What you will do: Can you print the data exactly and leave out each image?

Recorded data:
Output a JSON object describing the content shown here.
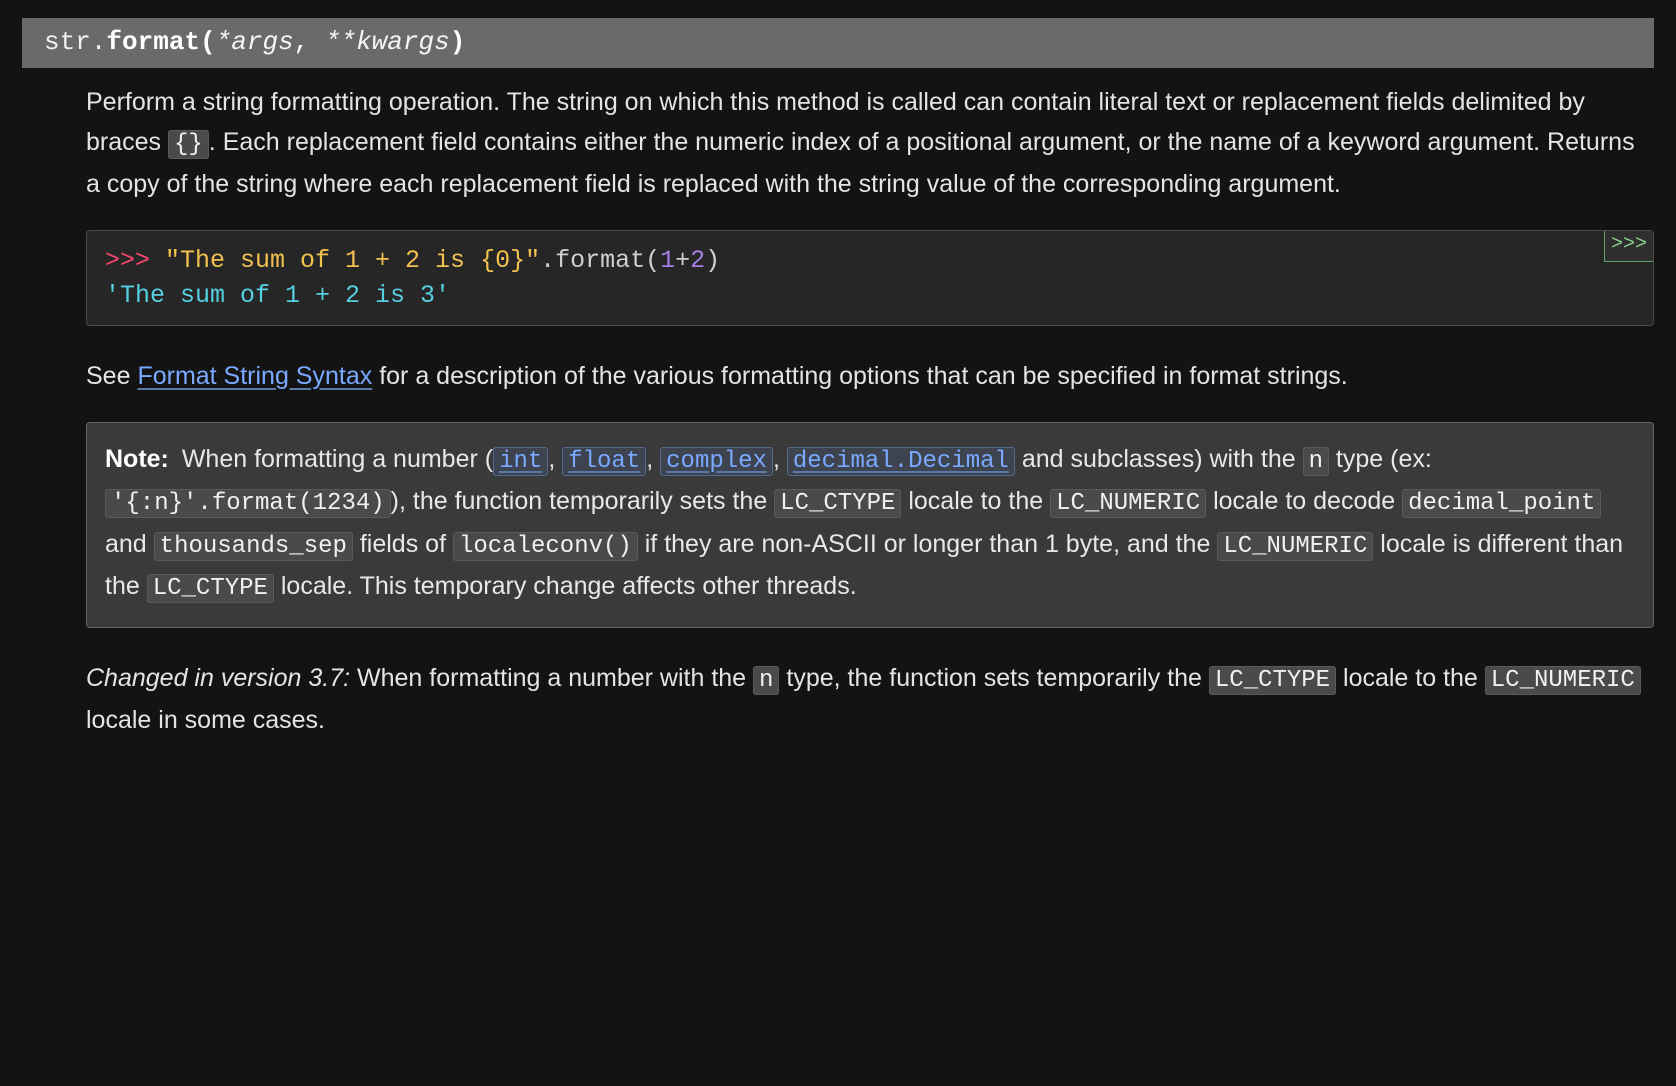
{
  "signature": {
    "classname": "str.",
    "funcname": "format",
    "open": "(",
    "args": "*args",
    "sep": ", ",
    "kwargs": "**kwargs",
    "close": ")"
  },
  "description": {
    "para1_a": "Perform a string formatting operation. The string on which this method is called can contain literal text or replacement fields delimited by braces ",
    "braces": "{}",
    "para1_b": ". Each replacement field contains either the numeric index of a positional argument, or the name of a keyword argument. Returns a copy of the string where each replacement field is replaced with the string value of the corresponding argument."
  },
  "code": {
    "toggle": ">>>",
    "prompt": ">>> ",
    "string": "\"The sum of 1 + 2 is {0}\"",
    "dot": ".",
    "call": "format",
    "open": "(",
    "n1": "1",
    "op": "+",
    "n2": "2",
    "close": ")",
    "output": "'The sum of 1 + 2 is 3'"
  },
  "see": {
    "pre": "See ",
    "link": "Format String Syntax",
    "post": " for a description of the various formatting options that can be specified in format strings."
  },
  "note": {
    "label": "Note:",
    "a": " When formatting a number (",
    "int": "int",
    "sep1": ", ",
    "float": "float",
    "sep2": ", ",
    "complex": "complex",
    "sep3": ", ",
    "decimal": "decimal.Decimal",
    "b": " and subclasses) with the ",
    "n": "n",
    "c": " type (ex: ",
    "ex": "'{:n}'.format(1234)",
    "d": "), the function temporarily sets the ",
    "lc_ctype1": "LC_CTYPE",
    "e": " locale to the ",
    "lc_numeric1": "LC_NUMERIC",
    "f": " locale to decode ",
    "decpoint": "decimal_point",
    "g": " and ",
    "thsep": "thousands_sep",
    "h": " fields of ",
    "localeconv": "localeconv()",
    "i": " if they are non-ASCII or longer than 1 byte, and the ",
    "lc_numeric2": "LC_NUMERIC",
    "j": " locale is different than the ",
    "lc_ctype2": "LC_CTYPE",
    "k": " locale. This temporary change affects other threads."
  },
  "changed": {
    "lead": "Changed in version 3.7: ",
    "a": "When formatting a number with the ",
    "n": "n",
    "b": " type, the function sets temporarily the ",
    "lc_ctype": "LC_CTYPE",
    "c": " locale to the ",
    "lc_numeric": "LC_NUMERIC",
    "d": " locale in some cases."
  }
}
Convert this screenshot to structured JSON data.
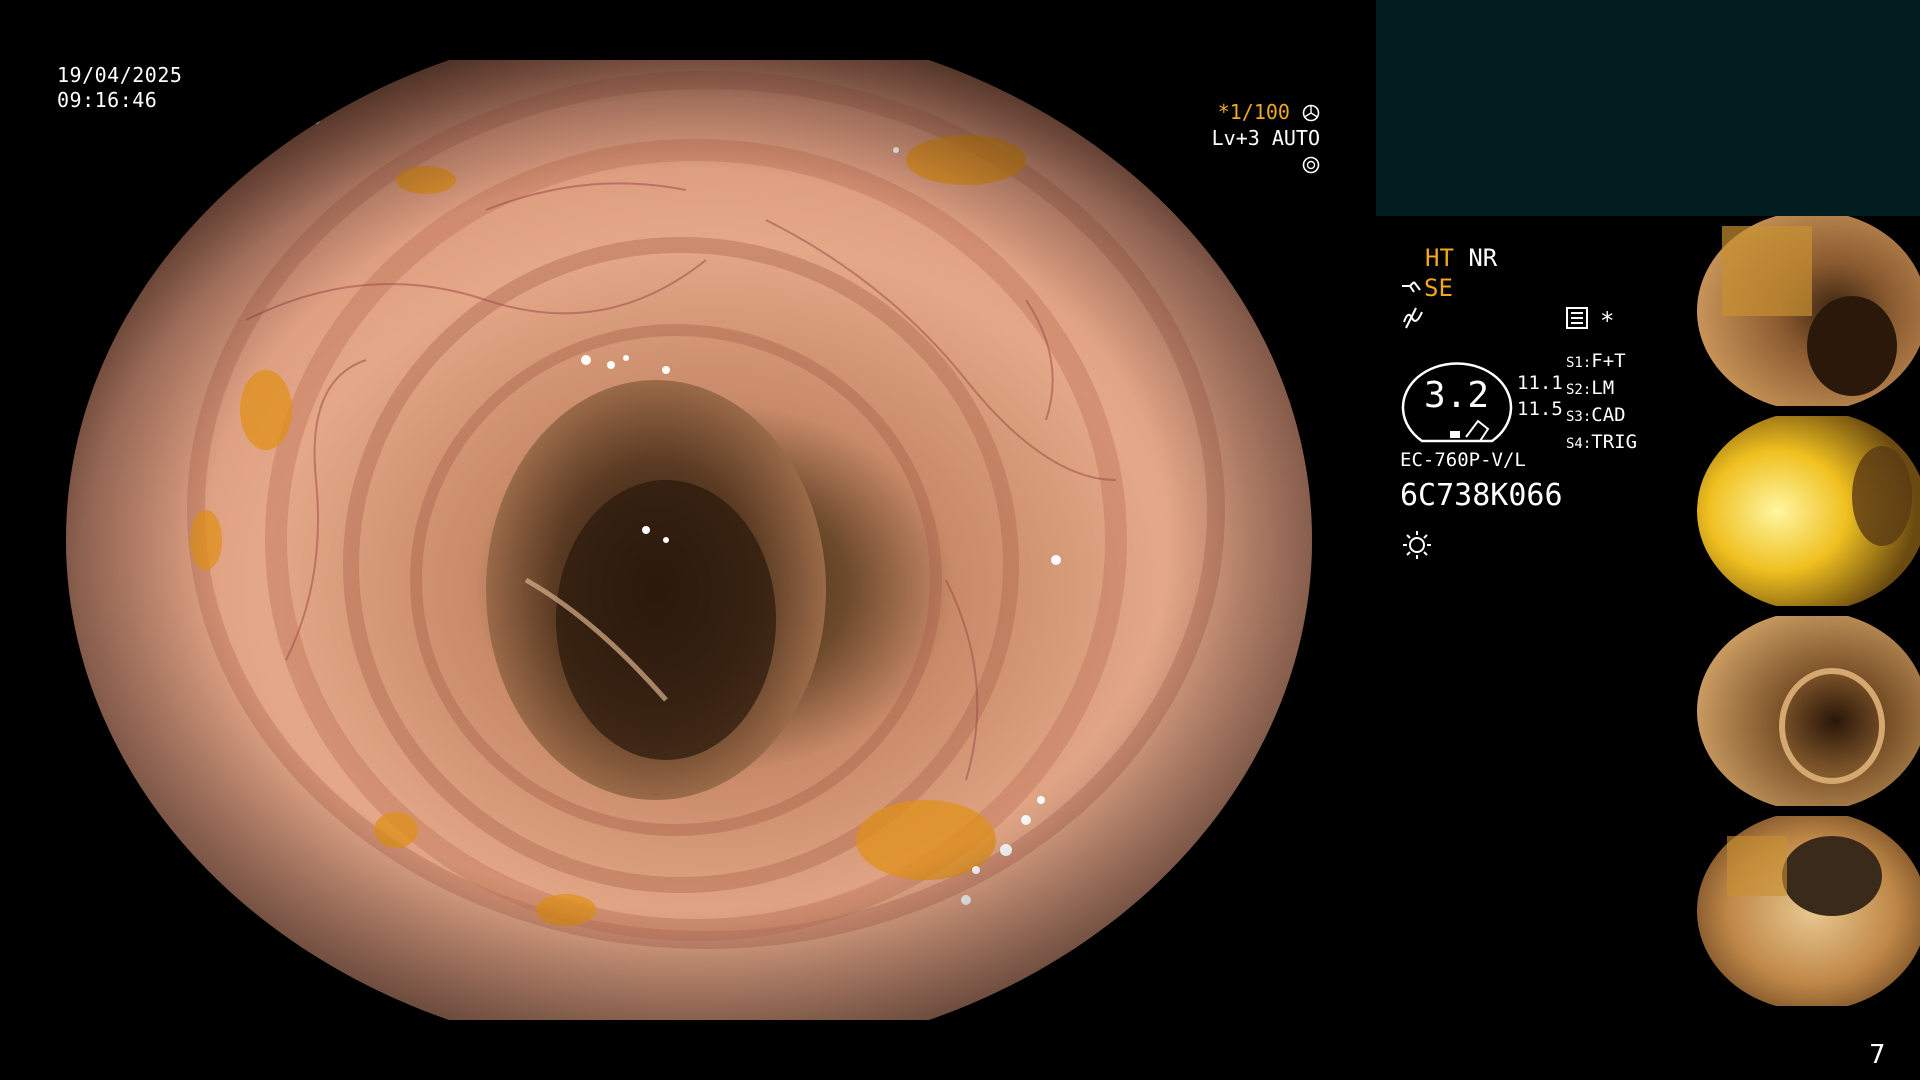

Exercise solution:
Output a JSON object describing the content shown here.
{
  "signature": {
    "classname": "str.",
    "funcname": "format",
    "open": "(",
    "args": "*args",
    "sep": ", ",
    "kwargs": "**kwargs",
    "close": ")"
  },
  "description": {
    "para1_a": "Perform a string formatting operation. The string on which this method is called can contain literal text or replacement fields delimited by braces ",
    "braces": "{}",
    "para1_b": ". Each replacement field contains either the numeric index of a positional argument, or the name of a keyword argument. Returns a copy of the string where each replacement field is replaced with the string value of the corresponding argument."
  },
  "code": {
    "toggle": ">>>",
    "prompt": ">>> ",
    "string": "\"The sum of 1 + 2 is {0}\"",
    "dot": ".",
    "call": "format",
    "open": "(",
    "n1": "1",
    "op": "+",
    "n2": "2",
    "close": ")",
    "output": "'The sum of 1 + 2 is 3'"
  },
  "see": {
    "pre": "See ",
    "link": "Format String Syntax",
    "post": " for a description of the various formatting options that can be specified in format strings."
  },
  "note": {
    "label": "Note:",
    "a": " When formatting a number (",
    "int": "int",
    "sep1": ", ",
    "float": "float",
    "sep2": ", ",
    "complex": "complex",
    "sep3": ", ",
    "decimal": "decimal.Decimal",
    "b": " and subclasses) with the ",
    "n": "n",
    "c": " type (ex: ",
    "ex": "'{:n}'.format(1234)",
    "d": "), the function temporarily sets the ",
    "lc_ctype1": "LC_CTYPE",
    "e": " locale to the ",
    "lc_numeric1": "LC_NUMERIC",
    "f": " locale to decode ",
    "decpoint": "decimal_point",
    "g": " and ",
    "thsep": "thousands_sep",
    "h": " fields of ",
    "localeconv": "localeconv()",
    "i": " if they are non-ASCII or longer than 1 byte, and the ",
    "lc_numeric2": "LC_NUMERIC",
    "j": " locale is different than the ",
    "lc_ctype2": "LC_CTYPE",
    "k": " locale. This temporary change affects other threads."
  },
  "changed": {
    "lead": "Changed in version 3.7: ",
    "a": "When formatting a number with the ",
    "n": "n",
    "b": " type, the function sets temporarily the ",
    "lc_ctype": "LC_CTYPE",
    "c": " locale to the ",
    "lc_numeric": "LC_NUMERIC",
    "d": " locale in some cases."
  }
}
Convert this screenshot to structured JSON data.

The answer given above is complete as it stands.